Achondroplasia is the most common form of human dwarfism. It is characterised by rhizomelic short stature, macrocephaly with an abnormal cranial base, midface hypoplasia, lumbar lordosis and short limbs. The condition is caused by mutations in the FGFR3 gene. About 80% of affected individuals result from sporadic mutations without positive family histories.
Kozma (2006) described some of the earliest biological evidence of dwarfism from ancient Egypt, dating as far back as 4500 BCE.
Pusch et al. (2004), reported the screening of ancient bone samples for diagnostic achondroplasia mutations. The FGFR3 mutation c.1138G>A was detected in a dry mummy of short stature from the Semerchet tomb, dating approximately 4890-5050 BP.
Bittar (1998) studied 3865 consecutive newborns delivered between 1991 and 1993 and found major congenital anomalies in 64 cases. Many of these cases had achondroplasia.
Al Talabani et al. (1998) studied 24,233 consecutive live and stillbirths in Abu Dhabi and found 4 cases of achondroplasia.
Eapen et al. (1998) carried out a screening program for learning disorders in Al-Ain and identified one case with achondroplasia.
Hosani and Czeizel (2000) reported that out of a total of 4,861 births recorded between March and May of 1998, achondroplasia was identified in one neonate, resulting in an incidence rate of 0.21 per 1,000 births.
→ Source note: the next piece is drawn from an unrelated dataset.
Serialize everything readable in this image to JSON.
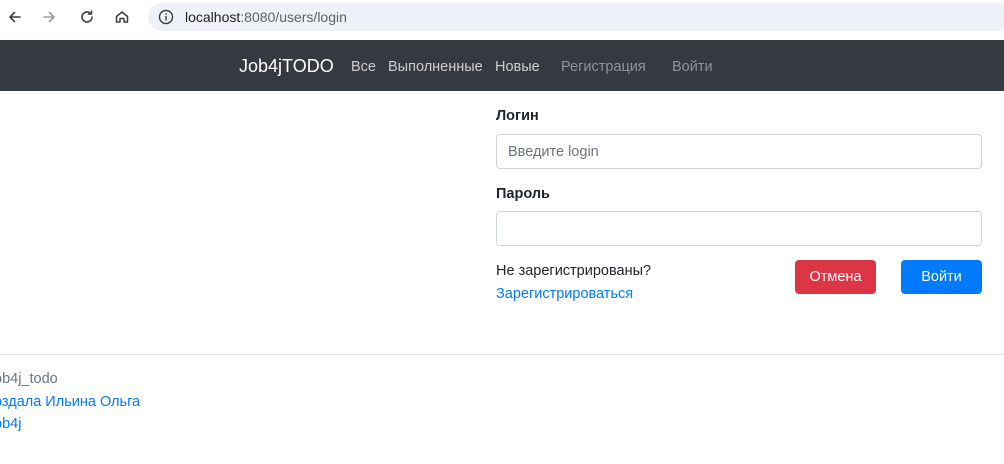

Al-Gazali et al. (2003) defined the pattern and birth prevalence of the different types of osteochondrodysplasias in the United Arab Emirates.